- **TASK BRIEF**
Each entry in the block below needs to be copied out exactly.
(TASK INPUT Opens)
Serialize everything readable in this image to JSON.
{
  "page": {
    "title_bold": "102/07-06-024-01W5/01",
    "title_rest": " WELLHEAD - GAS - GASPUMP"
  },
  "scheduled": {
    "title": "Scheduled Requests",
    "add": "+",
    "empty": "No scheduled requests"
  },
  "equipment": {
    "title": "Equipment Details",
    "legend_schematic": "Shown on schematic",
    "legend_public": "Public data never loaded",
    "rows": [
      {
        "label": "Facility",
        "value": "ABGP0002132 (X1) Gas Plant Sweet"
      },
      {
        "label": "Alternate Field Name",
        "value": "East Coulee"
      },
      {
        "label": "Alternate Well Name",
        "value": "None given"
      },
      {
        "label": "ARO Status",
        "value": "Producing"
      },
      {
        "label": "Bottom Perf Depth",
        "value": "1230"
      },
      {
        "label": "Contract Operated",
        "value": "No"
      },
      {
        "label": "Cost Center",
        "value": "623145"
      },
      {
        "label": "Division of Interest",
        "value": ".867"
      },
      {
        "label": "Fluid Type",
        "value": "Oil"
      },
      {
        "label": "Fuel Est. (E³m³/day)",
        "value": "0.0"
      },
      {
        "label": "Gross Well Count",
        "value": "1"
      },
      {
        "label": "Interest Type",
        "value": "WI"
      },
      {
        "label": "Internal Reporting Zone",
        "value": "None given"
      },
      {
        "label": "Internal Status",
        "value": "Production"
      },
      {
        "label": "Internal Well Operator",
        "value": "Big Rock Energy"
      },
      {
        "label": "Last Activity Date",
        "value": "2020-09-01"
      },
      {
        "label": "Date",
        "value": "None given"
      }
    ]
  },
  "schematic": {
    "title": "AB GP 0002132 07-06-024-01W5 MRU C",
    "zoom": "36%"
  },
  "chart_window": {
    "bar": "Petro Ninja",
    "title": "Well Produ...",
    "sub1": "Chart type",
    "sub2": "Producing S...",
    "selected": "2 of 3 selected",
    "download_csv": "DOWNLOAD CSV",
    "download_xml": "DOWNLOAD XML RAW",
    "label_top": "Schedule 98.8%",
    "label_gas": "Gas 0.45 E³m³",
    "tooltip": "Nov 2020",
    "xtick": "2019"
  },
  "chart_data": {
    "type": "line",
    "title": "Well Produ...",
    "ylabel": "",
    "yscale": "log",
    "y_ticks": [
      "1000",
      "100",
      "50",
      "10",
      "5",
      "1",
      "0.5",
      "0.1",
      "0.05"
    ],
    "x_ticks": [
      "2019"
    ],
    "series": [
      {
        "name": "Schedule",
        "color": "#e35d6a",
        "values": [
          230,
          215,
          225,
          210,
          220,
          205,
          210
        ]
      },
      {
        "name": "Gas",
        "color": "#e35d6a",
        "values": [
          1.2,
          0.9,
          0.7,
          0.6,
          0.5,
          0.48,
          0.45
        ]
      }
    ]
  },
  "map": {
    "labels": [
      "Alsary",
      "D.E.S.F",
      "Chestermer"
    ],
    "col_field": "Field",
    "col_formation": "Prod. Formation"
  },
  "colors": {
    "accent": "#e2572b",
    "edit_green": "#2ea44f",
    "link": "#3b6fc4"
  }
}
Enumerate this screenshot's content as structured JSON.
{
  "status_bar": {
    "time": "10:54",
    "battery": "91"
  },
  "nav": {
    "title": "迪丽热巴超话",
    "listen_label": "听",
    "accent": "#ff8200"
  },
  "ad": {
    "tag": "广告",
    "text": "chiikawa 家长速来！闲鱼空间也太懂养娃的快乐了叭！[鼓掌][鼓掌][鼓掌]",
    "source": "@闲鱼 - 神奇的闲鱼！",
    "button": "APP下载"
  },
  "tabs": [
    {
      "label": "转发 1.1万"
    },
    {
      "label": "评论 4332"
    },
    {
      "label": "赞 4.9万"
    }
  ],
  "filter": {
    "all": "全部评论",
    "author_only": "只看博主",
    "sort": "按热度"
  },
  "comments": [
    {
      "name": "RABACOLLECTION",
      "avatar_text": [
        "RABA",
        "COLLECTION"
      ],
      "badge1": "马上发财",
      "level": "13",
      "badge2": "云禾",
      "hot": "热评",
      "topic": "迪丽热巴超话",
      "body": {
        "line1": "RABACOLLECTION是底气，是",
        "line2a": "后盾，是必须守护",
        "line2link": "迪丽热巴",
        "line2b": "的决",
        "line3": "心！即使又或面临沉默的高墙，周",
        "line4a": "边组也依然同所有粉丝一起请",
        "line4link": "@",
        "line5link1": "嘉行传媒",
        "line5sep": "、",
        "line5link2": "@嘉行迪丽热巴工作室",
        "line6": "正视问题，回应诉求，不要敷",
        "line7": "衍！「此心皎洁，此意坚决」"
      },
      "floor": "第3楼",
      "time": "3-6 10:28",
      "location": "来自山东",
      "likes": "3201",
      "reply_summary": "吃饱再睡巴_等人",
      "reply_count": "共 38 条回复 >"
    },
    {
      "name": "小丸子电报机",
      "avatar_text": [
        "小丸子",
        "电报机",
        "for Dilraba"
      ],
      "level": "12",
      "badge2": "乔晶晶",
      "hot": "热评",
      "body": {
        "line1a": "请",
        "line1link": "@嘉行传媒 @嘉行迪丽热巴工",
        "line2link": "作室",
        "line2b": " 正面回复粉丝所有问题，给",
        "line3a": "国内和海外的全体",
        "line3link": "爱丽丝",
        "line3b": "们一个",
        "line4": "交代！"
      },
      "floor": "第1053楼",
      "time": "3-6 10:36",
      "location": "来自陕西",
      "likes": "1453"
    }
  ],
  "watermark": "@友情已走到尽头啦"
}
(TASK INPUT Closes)
- **PROBLEM SOLUTION**
Serialize everything readable in this image to JSON.
{
  "page": {
    "title_bold": "102/07-06-024-01W5/01",
    "title_rest": " WELLHEAD - GAS - GASPUMP"
  },
  "scheduled": {
    "title": "Scheduled Requests",
    "add": "+",
    "empty": "No scheduled requests"
  },
  "equipment": {
    "title": "Equipment Details",
    "legend_schematic": "Shown on schematic",
    "legend_public": "Public data never loaded",
    "rows": [
      {
        "label": "Facility",
        "value": "ABGP0002132 (X1) Gas Plant Sweet"
      },
      {
        "label": "Alternate Field Name",
        "value": "East Coulee"
      },
      {
        "label": "Alternate Well Name",
        "value": "None given"
      },
      {
        "label": "ARO Status",
        "value": "Producing"
      },
      {
        "label": "Bottom Perf Depth",
        "value": "1230"
      },
      {
        "label": "Contract Operated",
        "value": "No"
      },
      {
        "label": "Cost Center",
        "value": "623145"
      },
      {
        "label": "Division of Interest",
        "value": ".867"
      },
      {
        "label": "Fluid Type",
        "value": "Oil"
      },
      {
        "label": "Fuel Est. (E³m³/day)",
        "value": "0.0"
      },
      {
        "label": "Gross Well Count",
        "value": "1"
      },
      {
        "label": "Interest Type",
        "value": "WI"
      },
      {
        "label": "Internal Reporting Zone",
        "value": "None given"
      },
      {
        "label": "Internal Status",
        "value": "Production"
      },
      {
        "label": "Internal Well Operator",
        "value": "Big Rock Energy"
      },
      {
        "label": "Last Activity Date",
        "value": "2020-09-01"
      },
      {
        "label": "Date",
        "value": "None given"
      }
    ]
  },
  "schematic": {
    "title": "AB GP 0002132 07-06-024-01W5 MRU C",
    "zoom": "36%"
  },
  "chart_window": {
    "bar": "Petro Ninja",
    "title": "Well Produ...",
    "sub1": "Chart type",
    "sub2": "Producing S...",
    "selected": "2 of 3 selected",
    "download_csv": "DOWNLOAD CSV",
    "download_xml": "DOWNLOAD XML RAW",
    "label_top": "Schedule 98.8%",
    "label_gas": "Gas 0.45 E³m³",
    "tooltip": "Nov 2020",
    "xtick": "2019"
  },
  "chart_data": {
    "type": "line",
    "title": "Well Produ...",
    "ylabel": "",
    "yscale": "log",
    "y_ticks": [
      "1000",
      "100",
      "50",
      "10",
      "5",
      "1",
      "0.5",
      "0.1",
      "0.05"
    ],
    "x_ticks": [
      "2019"
    ],
    "series": [
      {
        "name": "Schedule",
        "color": "#e35d6a",
        "values": [
          230,
          215,
          225,
          210,
          220,
          205,
          210
        ]
      },
      {
        "name": "Gas",
        "color": "#e35d6a",
        "values": [
          1.2,
          0.9,
          0.7,
          0.6,
          0.5,
          0.48,
          0.45
        ]
      }
    ]
  },
  "map": {
    "labels": [
      "Alsary",
      "D.E.S.F",
      "Chestermer"
    ],
    "col_field": "Field",
    "col_formation": "Prod. Formation"
  },
  "colors": {
    "accent": "#e2572b",
    "edit_green": "#2ea44f",
    "link": "#3b6fc4"
  }
}
Enumerate this screenshot's content as structured JSON.
{
  "status_bar": {
    "time": "10:54",
    "battery": "91"
  },
  "nav": {
    "title": "迪丽热巴超话",
    "listen_label": "听",
    "accent": "#ff8200"
  },
  "ad": {
    "tag": "广告",
    "text": "chiikawa 家长速来！闲鱼空间也太懂养娃的快乐了叭！[鼓掌][鼓掌][鼓掌]",
    "source": "@闲鱼 - 神奇的闲鱼！",
    "button": "APP下载"
  },
  "tabs": [
    {
      "label": "转发 1.1万"
    },
    {
      "label": "评论 4332"
    },
    {
      "label": "赞 4.9万"
    }
  ],
  "filter": {
    "all": "全部评论",
    "author_only": "只看博主",
    "sort": "按热度"
  },
  "comments": [
    {
      "name": "RABACOLLECTION",
      "avatar_text": [
        "RABA",
        "COLLECTION"
      ],
      "badge1": "马上发财",
      "level": "13",
      "badge2": "云禾",
      "hot": "热评",
      "topic": "迪丽热巴超话",
      "body": {
        "line1": "RABACOLLECTION是底气，是",
        "line2a": "后盾，是必须守护",
        "line2link": "迪丽热巴",
        "line2b": "的决",
        "line3": "心！即使又或面临沉默的高墙，周",
        "line4a": "边组也依然同所有粉丝一起请",
        "line4link": "@",
        "line5link1": "嘉行传媒",
        "line5sep": "、",
        "line5link2": "@嘉行迪丽热巴工作室",
        "line6": "正视问题，回应诉求，不要敷",
        "line7": "衍！「此心皎洁，此意坚决」"
      },
      "floor": "第3楼",
      "time": "3-6 10:28",
      "location": "来自山东",
      "likes": "3201",
      "reply_summary": "吃饱再睡巴_等人",
      "reply_count": "共 38 条回复 >"
    },
    {
      "name": "小丸子电报机",
      "avatar_text": [
        "小丸子",
        "电报机",
        "for Dilraba"
      ],
      "level": "12",
      "badge2": "乔晶晶",
      "hot": "热评",
      "body": {
        "line1a": "请",
        "line1link": "@嘉行传媒 @嘉行迪丽热巴工",
        "line2link": "作室",
        "line2b": " 正面回复粉丝所有问题，给",
        "line3a": "国内和海外的全体",
        "line3link": "爱丽丝",
        "line3b": "们一个",
        "line4": "交代！"
      },
      "floor": "第1053楼",
      "time": "3-6 10:36",
      "location": "来自陕西",
      "likes": "1453"
    }
  ],
  "watermark": "@友情已走到尽头啦"
}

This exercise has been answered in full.